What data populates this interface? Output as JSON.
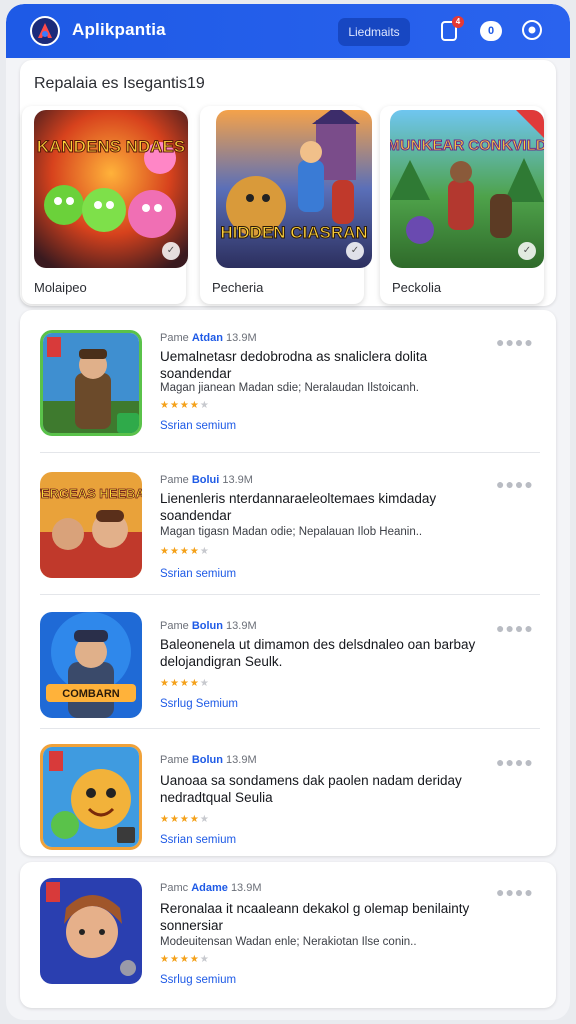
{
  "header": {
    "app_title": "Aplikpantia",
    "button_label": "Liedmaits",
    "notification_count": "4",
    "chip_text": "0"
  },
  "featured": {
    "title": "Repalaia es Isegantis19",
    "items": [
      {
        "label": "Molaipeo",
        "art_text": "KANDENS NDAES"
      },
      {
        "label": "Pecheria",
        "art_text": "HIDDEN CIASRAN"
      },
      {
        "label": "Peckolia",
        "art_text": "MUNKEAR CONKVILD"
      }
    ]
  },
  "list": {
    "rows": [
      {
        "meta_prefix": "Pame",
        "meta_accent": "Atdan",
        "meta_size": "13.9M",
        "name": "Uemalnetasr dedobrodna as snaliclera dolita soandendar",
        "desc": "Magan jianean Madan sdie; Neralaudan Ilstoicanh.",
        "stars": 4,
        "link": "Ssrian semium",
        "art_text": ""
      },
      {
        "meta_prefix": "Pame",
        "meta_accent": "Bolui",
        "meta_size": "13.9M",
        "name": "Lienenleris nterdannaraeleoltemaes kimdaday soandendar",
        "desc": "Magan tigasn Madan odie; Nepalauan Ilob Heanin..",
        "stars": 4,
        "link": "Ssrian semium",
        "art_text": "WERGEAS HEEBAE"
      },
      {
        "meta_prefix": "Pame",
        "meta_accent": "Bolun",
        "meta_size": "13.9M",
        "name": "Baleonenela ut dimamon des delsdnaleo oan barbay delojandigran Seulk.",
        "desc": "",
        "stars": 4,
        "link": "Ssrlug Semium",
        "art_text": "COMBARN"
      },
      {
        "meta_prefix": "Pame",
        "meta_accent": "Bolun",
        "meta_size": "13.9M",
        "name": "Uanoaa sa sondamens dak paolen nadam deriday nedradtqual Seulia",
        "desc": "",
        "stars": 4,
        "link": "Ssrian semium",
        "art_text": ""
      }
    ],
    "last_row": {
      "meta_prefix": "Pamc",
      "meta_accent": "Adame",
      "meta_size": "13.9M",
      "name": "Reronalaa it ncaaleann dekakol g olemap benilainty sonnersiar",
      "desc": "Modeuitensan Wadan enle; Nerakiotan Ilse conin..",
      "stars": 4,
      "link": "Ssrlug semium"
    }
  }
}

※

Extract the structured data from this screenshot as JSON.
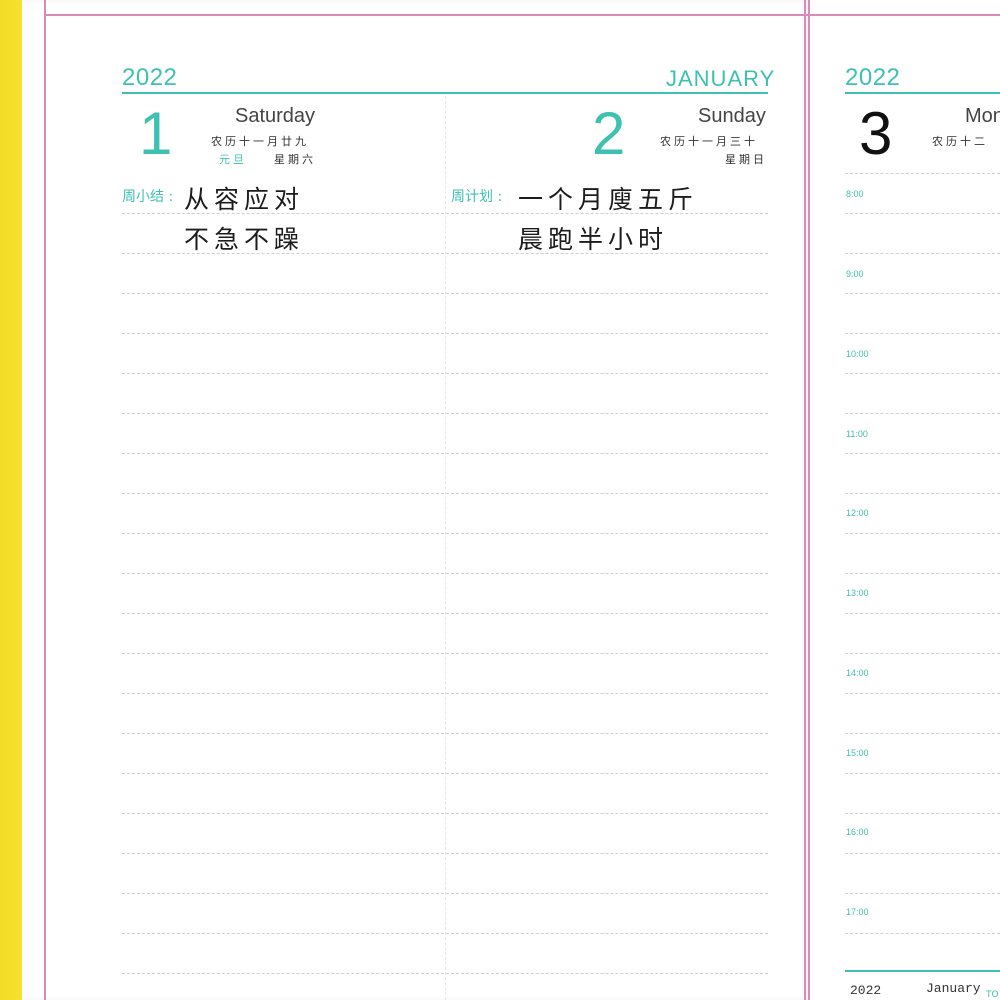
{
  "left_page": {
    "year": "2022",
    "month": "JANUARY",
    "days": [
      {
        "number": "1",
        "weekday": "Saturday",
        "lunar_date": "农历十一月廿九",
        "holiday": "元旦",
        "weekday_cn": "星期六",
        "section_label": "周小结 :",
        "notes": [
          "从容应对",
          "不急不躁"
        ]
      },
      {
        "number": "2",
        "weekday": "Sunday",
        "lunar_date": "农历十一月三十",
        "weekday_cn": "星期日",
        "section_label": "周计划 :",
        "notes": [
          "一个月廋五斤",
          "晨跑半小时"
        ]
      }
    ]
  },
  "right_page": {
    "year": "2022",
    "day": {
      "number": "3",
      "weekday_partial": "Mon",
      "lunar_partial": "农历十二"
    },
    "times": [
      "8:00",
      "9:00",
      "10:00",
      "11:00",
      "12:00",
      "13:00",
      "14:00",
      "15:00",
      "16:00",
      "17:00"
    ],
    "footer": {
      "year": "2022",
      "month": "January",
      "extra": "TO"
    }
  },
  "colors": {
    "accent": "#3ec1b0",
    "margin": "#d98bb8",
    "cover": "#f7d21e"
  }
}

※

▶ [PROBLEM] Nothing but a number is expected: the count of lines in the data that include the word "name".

▶ [RESPONSE AREA] 5